First in a series on tax policy.
When George W. Bush was sworn into office as president in January 2001, he inherited a record budget surplus. Five weeks later, he addressed a joint session of Congress, urging lawmakers to act swiftly on his signature campaign promise: $1.6 trillion in tax cuts.
"I hope you'll join me in standing firmly on the side of the people," the president said. "See, the growing surplus exists because taxes are too high and government is charging more than it needs. The people of America have been overcharged, and on their behalf, I'm here asking for a refund."
Republicans cheered. But Democrats were deeply skeptical of a tax cut based on projections of a $5.6 trillion surplus over 10 years that, in fact, never came about. At the time, North Dakota's Kent Conrad was the ranking Democrat on the Senate Budget Committee.
"The tax cut is simply too big," he said. "No. 2, it is unfair. It goes primarily to the wealthiest among us. Forty percent of the benefit goes to the wealthiest 1 percent in this country."
And House Democratic Leader Richard Gephardt of Missouri had a dire warning: "This is a mistake that we will pay for for years to come!"
Nonetheless, Republicans pushed two big tax packages through Congress in 2001 and 2003. The measures cut marginal rates on personal income taxes. They gradually reduced the estate tax so it disappeared altogether this year. In 2003, they slashed taxes on dividends and capital gains. But to comply with budget and procedural rules, Republicans had to let all those cuts expire, most of them after 10 years. And that is why the clock is now ticking down to Dec. 31 — when tax rates will return to pre-tax cut levels unless Congress acts.
Brown University congressional expert Wendy Schiller says that has put the Democrats in a tough position. If the tax cuts expire, the nation's fiscal outlook takes a great leap forward. "But if you let them expire," Schiller says, "then you're absolutely vulnerable to a charge of raising taxes."
Democrats are facing tough midterm elections. Republicans are already saying Democrats will let the biggest tax hike ever take place Jan. 1. "They seem proud to be raising taxes," said South Carolina Sen. Jim DeMint, "so we just need to make sure that America knows that."
But here's what the White House wants America to know: President Obama is sticking to his campaign promise to permanently extend tax cuts on all household income below $250,000. The president underscored that commitment while speaking in the Rose Garden last week.
"As Congress prepares to return to session," the president said, "my economic team is hard at work in identifying additional measures that could make a difference in both promoting growth and hiring in the short term, and increasing our economy's competitiveness in the long term — steps like extending the tax cuts for the middle class that are set to expire this year."
Extending those so-called middle-class tax cuts would cost the Treasury about $3 trillion over the next decade. Extending them for the top income tax brackets would cost another $700 billion. But Democrats say those cuts, which affect about 2 percent of taxpayers, should not be extended. Last month on ABC's This Week, House Speaker Nancy Pelosi defended letting those tax breaks lapse.

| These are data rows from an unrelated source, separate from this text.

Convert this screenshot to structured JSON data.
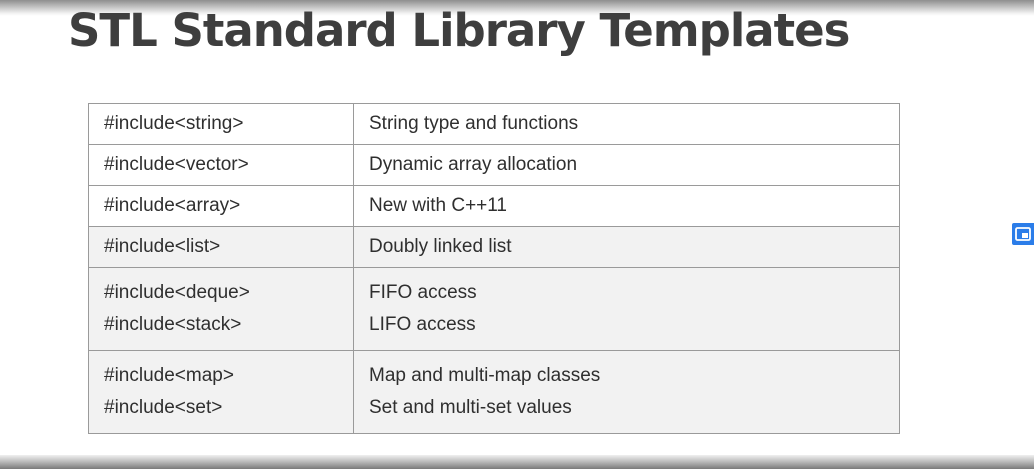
{
  "title": "STL Standard Library Templates",
  "rows": [
    {
      "header": "#include<string>",
      "description": "String type and functions"
    },
    {
      "header": "#include<vector>",
      "description": "Dynamic array allocation"
    },
    {
      "header": "#include<array>",
      "description": "New with C++11"
    },
    {
      "header": "#include<list>",
      "description": "Doubly linked list"
    },
    {
      "headers": [
        "#include<deque>",
        "#include<stack>"
      ],
      "descriptions": [
        "FIFO access",
        "LIFO access"
      ]
    },
    {
      "headers": [
        "#include<map>",
        "#include<set>"
      ],
      "descriptions": [
        "Map and multi-map classes",
        "Set and multi-set values"
      ]
    }
  ],
  "icons": {
    "side_button": "picture-in-picture-icon"
  },
  "colors": {
    "title": "#3e3e3e",
    "text": "#2f2f2f",
    "border": "#9a9a9a",
    "shaded_row": "#f2f2f2",
    "side_button": "#2b7de9"
  }
}
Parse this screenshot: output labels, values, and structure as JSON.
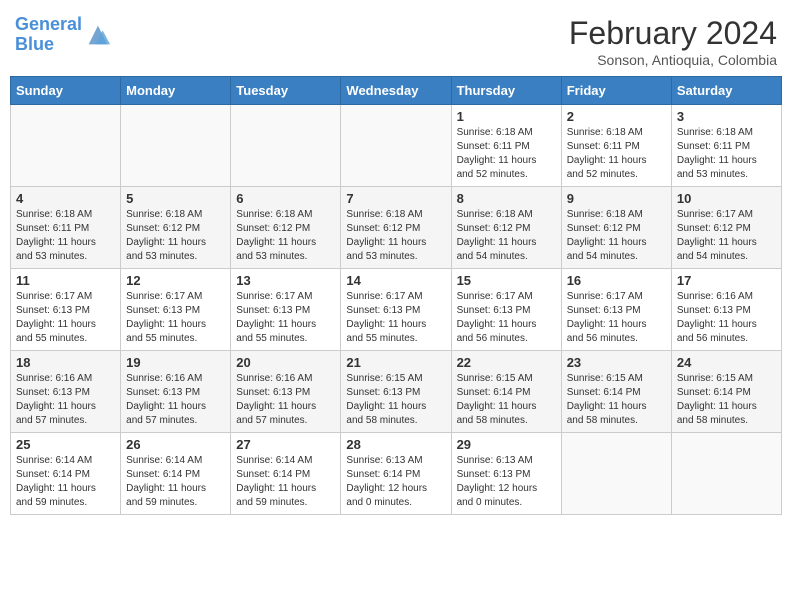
{
  "header": {
    "logo_line1": "General",
    "logo_line2": "Blue",
    "month_title": "February 2024",
    "subtitle": "Sonson, Antioquia, Colombia"
  },
  "weekdays": [
    "Sunday",
    "Monday",
    "Tuesday",
    "Wednesday",
    "Thursday",
    "Friday",
    "Saturday"
  ],
  "weeks": [
    [
      {
        "day": "",
        "info": ""
      },
      {
        "day": "",
        "info": ""
      },
      {
        "day": "",
        "info": ""
      },
      {
        "day": "",
        "info": ""
      },
      {
        "day": "1",
        "info": "Sunrise: 6:18 AM\nSunset: 6:11 PM\nDaylight: 11 hours and 52 minutes."
      },
      {
        "day": "2",
        "info": "Sunrise: 6:18 AM\nSunset: 6:11 PM\nDaylight: 11 hours and 52 minutes."
      },
      {
        "day": "3",
        "info": "Sunrise: 6:18 AM\nSunset: 6:11 PM\nDaylight: 11 hours and 53 minutes."
      }
    ],
    [
      {
        "day": "4",
        "info": "Sunrise: 6:18 AM\nSunset: 6:11 PM\nDaylight: 11 hours and 53 minutes."
      },
      {
        "day": "5",
        "info": "Sunrise: 6:18 AM\nSunset: 6:12 PM\nDaylight: 11 hours and 53 minutes."
      },
      {
        "day": "6",
        "info": "Sunrise: 6:18 AM\nSunset: 6:12 PM\nDaylight: 11 hours and 53 minutes."
      },
      {
        "day": "7",
        "info": "Sunrise: 6:18 AM\nSunset: 6:12 PM\nDaylight: 11 hours and 53 minutes."
      },
      {
        "day": "8",
        "info": "Sunrise: 6:18 AM\nSunset: 6:12 PM\nDaylight: 11 hours and 54 minutes."
      },
      {
        "day": "9",
        "info": "Sunrise: 6:18 AM\nSunset: 6:12 PM\nDaylight: 11 hours and 54 minutes."
      },
      {
        "day": "10",
        "info": "Sunrise: 6:17 AM\nSunset: 6:12 PM\nDaylight: 11 hours and 54 minutes."
      }
    ],
    [
      {
        "day": "11",
        "info": "Sunrise: 6:17 AM\nSunset: 6:13 PM\nDaylight: 11 hours and 55 minutes."
      },
      {
        "day": "12",
        "info": "Sunrise: 6:17 AM\nSunset: 6:13 PM\nDaylight: 11 hours and 55 minutes."
      },
      {
        "day": "13",
        "info": "Sunrise: 6:17 AM\nSunset: 6:13 PM\nDaylight: 11 hours and 55 minutes."
      },
      {
        "day": "14",
        "info": "Sunrise: 6:17 AM\nSunset: 6:13 PM\nDaylight: 11 hours and 55 minutes."
      },
      {
        "day": "15",
        "info": "Sunrise: 6:17 AM\nSunset: 6:13 PM\nDaylight: 11 hours and 56 minutes."
      },
      {
        "day": "16",
        "info": "Sunrise: 6:17 AM\nSunset: 6:13 PM\nDaylight: 11 hours and 56 minutes."
      },
      {
        "day": "17",
        "info": "Sunrise: 6:16 AM\nSunset: 6:13 PM\nDaylight: 11 hours and 56 minutes."
      }
    ],
    [
      {
        "day": "18",
        "info": "Sunrise: 6:16 AM\nSunset: 6:13 PM\nDaylight: 11 hours and 57 minutes."
      },
      {
        "day": "19",
        "info": "Sunrise: 6:16 AM\nSunset: 6:13 PM\nDaylight: 11 hours and 57 minutes."
      },
      {
        "day": "20",
        "info": "Sunrise: 6:16 AM\nSunset: 6:13 PM\nDaylight: 11 hours and 57 minutes."
      },
      {
        "day": "21",
        "info": "Sunrise: 6:15 AM\nSunset: 6:13 PM\nDaylight: 11 hours and 58 minutes."
      },
      {
        "day": "22",
        "info": "Sunrise: 6:15 AM\nSunset: 6:14 PM\nDaylight: 11 hours and 58 minutes."
      },
      {
        "day": "23",
        "info": "Sunrise: 6:15 AM\nSunset: 6:14 PM\nDaylight: 11 hours and 58 minutes."
      },
      {
        "day": "24",
        "info": "Sunrise: 6:15 AM\nSunset: 6:14 PM\nDaylight: 11 hours and 58 minutes."
      }
    ],
    [
      {
        "day": "25",
        "info": "Sunrise: 6:14 AM\nSunset: 6:14 PM\nDaylight: 11 hours and 59 minutes."
      },
      {
        "day": "26",
        "info": "Sunrise: 6:14 AM\nSunset: 6:14 PM\nDaylight: 11 hours and 59 minutes."
      },
      {
        "day": "27",
        "info": "Sunrise: 6:14 AM\nSunset: 6:14 PM\nDaylight: 11 hours and 59 minutes."
      },
      {
        "day": "28",
        "info": "Sunrise: 6:13 AM\nSunset: 6:14 PM\nDaylight: 12 hours and 0 minutes."
      },
      {
        "day": "29",
        "info": "Sunrise: 6:13 AM\nSunset: 6:13 PM\nDaylight: 12 hours and 0 minutes."
      },
      {
        "day": "",
        "info": ""
      },
      {
        "day": "",
        "info": ""
      }
    ]
  ]
}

"I don't see any reason why we should renew a tax cut that only gives a tax cut to the wealthiest people in America, increases the deficit, and doesn't create jobs," she said.
Republicans say that's a recipe for disaster.
"The question is, should you be raising taxes?" says the Senate's No. 2 Republican, Arizona's Jon Kyl. "The answer is no! And so if the answer to that is no, then leave the tax rates where they are."
More and more congressional Democrats are also taking that view. One of them is that earlier tax cut critic Kent Conrad, who now chairs the Budget Committee.
"Because the economy continues weak, I would prefer to continue all the tax cuts, including those for the top end," he said, "but to sunset those for the top end at a time certain."
That time, Conrad says, could be 18 months from now if the economy is stronger. But with Republicans poised to pick up seats in the midterm elections, other leading Democrats prefer using the clout they still have to let the tax cuts for the wealthiest lapse. When asked last month whether tax breaks for the wealthy should be extended, Finance Committee Chairman Max Baucus said no: "I think not at this point. It's not necessary, frankly."
Baucus says the Senate will take up the expiring Bush tax cuts later this month. That could present Republicans with a tough choice: They could reluctantly back a partial extension of the tax cuts as proposed by Democrats, or they could block it, and risk also being blamed if taxes go up Jan. 1.